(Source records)
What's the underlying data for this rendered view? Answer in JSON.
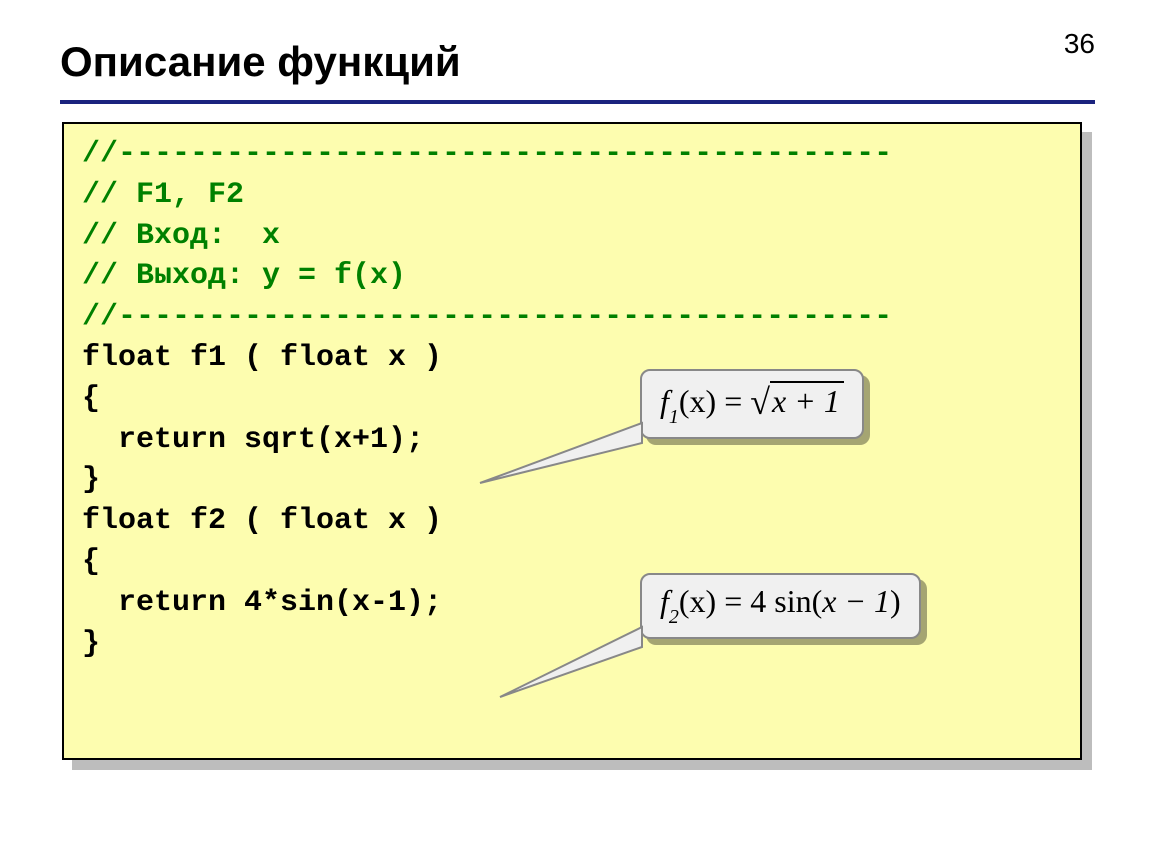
{
  "page_number": "36",
  "title": "Описание функций",
  "code": {
    "comment_lines": [
      "//-------------------------------------------",
      "// F1, F2",
      "// Вход:  x",
      "// Выход: y = f(x)",
      "//-------------------------------------------"
    ],
    "body_lines": [
      "float f1 ( float x )",
      "{",
      "  return sqrt(x+1);",
      "}",
      "float f2 ( float x )",
      "{",
      "  return 4*sin(x-1);",
      "}"
    ]
  },
  "formula1": {
    "fn_letter": "f",
    "sub": "1",
    "arg": "(x) = ",
    "sqrt_sym": "√",
    "radicand": "x + 1"
  },
  "formula2": {
    "fn_letter": "f",
    "sub": "2",
    "arg": "(x) = 4 sin(",
    "inner": "x − 1",
    "close": ")"
  }
}
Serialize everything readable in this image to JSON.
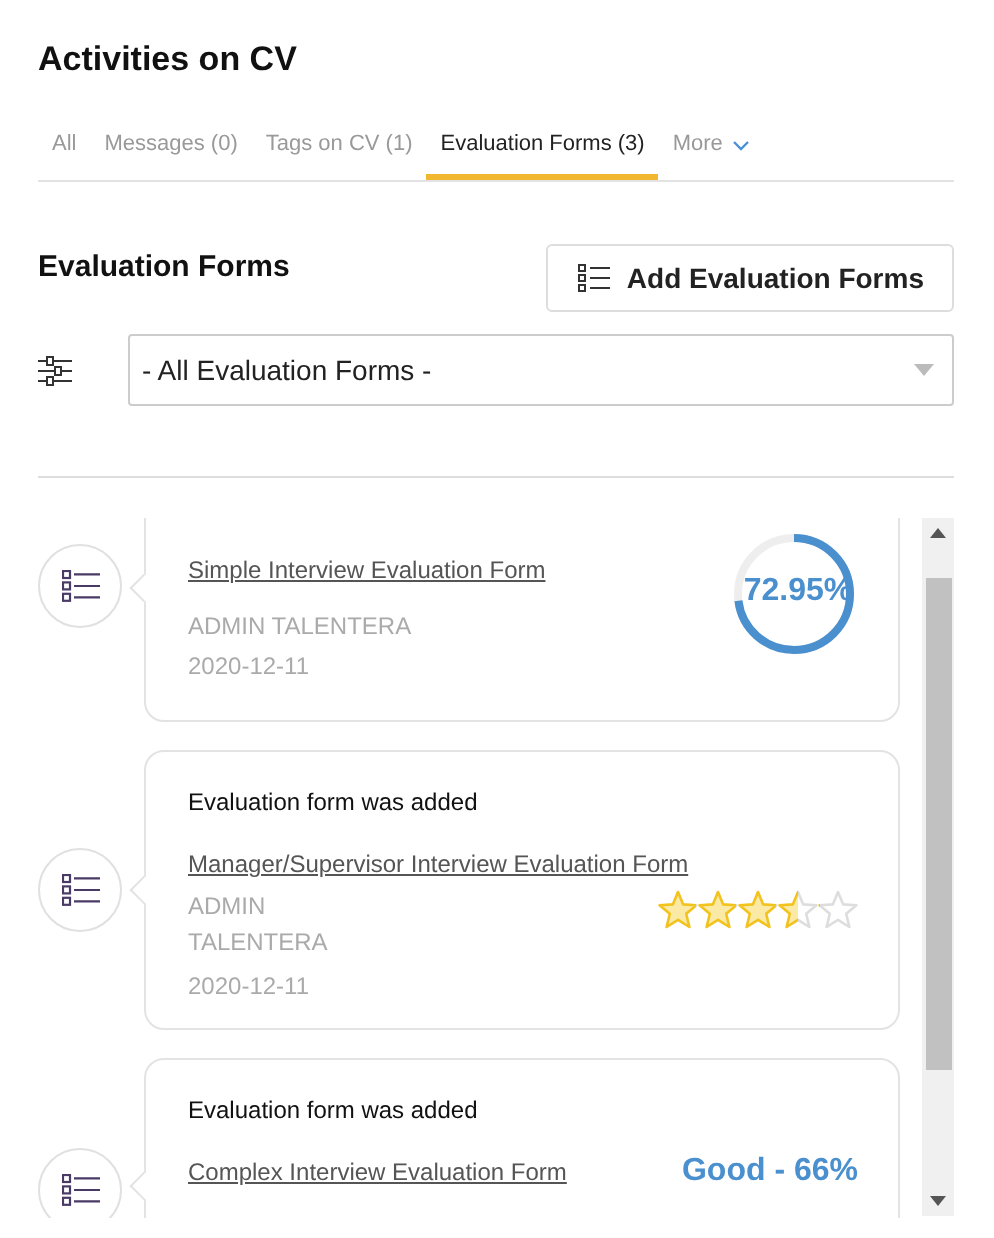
{
  "title": "Activities on CV",
  "tabs": [
    {
      "label": "All",
      "selected": false
    },
    {
      "label": "Messages (0)",
      "selected": false
    },
    {
      "label": "Tags on CV (1)",
      "selected": false
    },
    {
      "label": "Evaluation Forms (3)",
      "selected": true
    },
    {
      "label": "More",
      "selected": false,
      "dropdown": true
    }
  ],
  "section": {
    "title": "Evaluation Forms",
    "add_button": "Add Evaluation Forms",
    "filter": {
      "value": "- All Evaluation Forms -"
    }
  },
  "activities": [
    {
      "kind": "ring",
      "form": "Simple Interview Evaluation Form",
      "author": "ADMIN TALENTERA",
      "date": "2020-12-11",
      "score": "72.95%",
      "level": 0.7295
    },
    {
      "kind": "stars",
      "heading": "Evaluation form was added",
      "form": "Manager/Supervisor Interview Evaluation Form",
      "author": "ADMIN TALENTERA",
      "date": "2020-12-11",
      "stars": 3.5
    },
    {
      "kind": "text",
      "heading": "Evaluation form was added",
      "form": "Complex Interview Evaluation Form",
      "score": "Good - 66%"
    }
  ]
}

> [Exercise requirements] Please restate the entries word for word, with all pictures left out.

> [Expected answer]
What's the underlying data for this rendered view? Answer in JSON.
{
  "page_number": "36",
  "title": "Описание функций",
  "code": {
    "comment_lines": [
      "//-------------------------------------------",
      "// F1, F2",
      "// Вход:  x",
      "// Выход: y = f(x)",
      "//-------------------------------------------"
    ],
    "body_lines": [
      "float f1 ( float x )",
      "{",
      "  return sqrt(x+1);",
      "}",
      "float f2 ( float x )",
      "{",
      "  return 4*sin(x-1);",
      "}"
    ]
  },
  "formula1": {
    "fn_letter": "f",
    "sub": "1",
    "arg": "(x) = ",
    "sqrt_sym": "√",
    "radicand": "x + 1"
  },
  "formula2": {
    "fn_letter": "f",
    "sub": "2",
    "arg": "(x) = 4 sin(",
    "inner": "x − 1",
    "close": ")"
  }
}
Serialize everything readable in this image to JSON.
{
  "title": "Activities on CV",
  "tabs": [
    {
      "label": "All",
      "selected": false
    },
    {
      "label": "Messages (0)",
      "selected": false
    },
    {
      "label": "Tags on CV (1)",
      "selected": false
    },
    {
      "label": "Evaluation Forms (3)",
      "selected": true
    },
    {
      "label": "More",
      "selected": false,
      "dropdown": true
    }
  ],
  "section": {
    "title": "Evaluation Forms",
    "add_button": "Add Evaluation Forms",
    "filter": {
      "value": "- All Evaluation Forms -"
    }
  },
  "activities": [
    {
      "kind": "ring",
      "form": "Simple Interview Evaluation Form",
      "author": "ADMIN TALENTERA",
      "date": "2020-12-11",
      "score": "72.95%",
      "level": 0.7295
    },
    {
      "kind": "stars",
      "heading": "Evaluation form was added",
      "form": "Manager/Supervisor Interview Evaluation Form",
      "author": "ADMIN TALENTERA",
      "date": "2020-12-11",
      "stars": 3.5
    },
    {
      "kind": "text",
      "heading": "Evaluation form was added",
      "form": "Complex Interview Evaluation Form",
      "score": "Good - 66%"
    }
  ]
}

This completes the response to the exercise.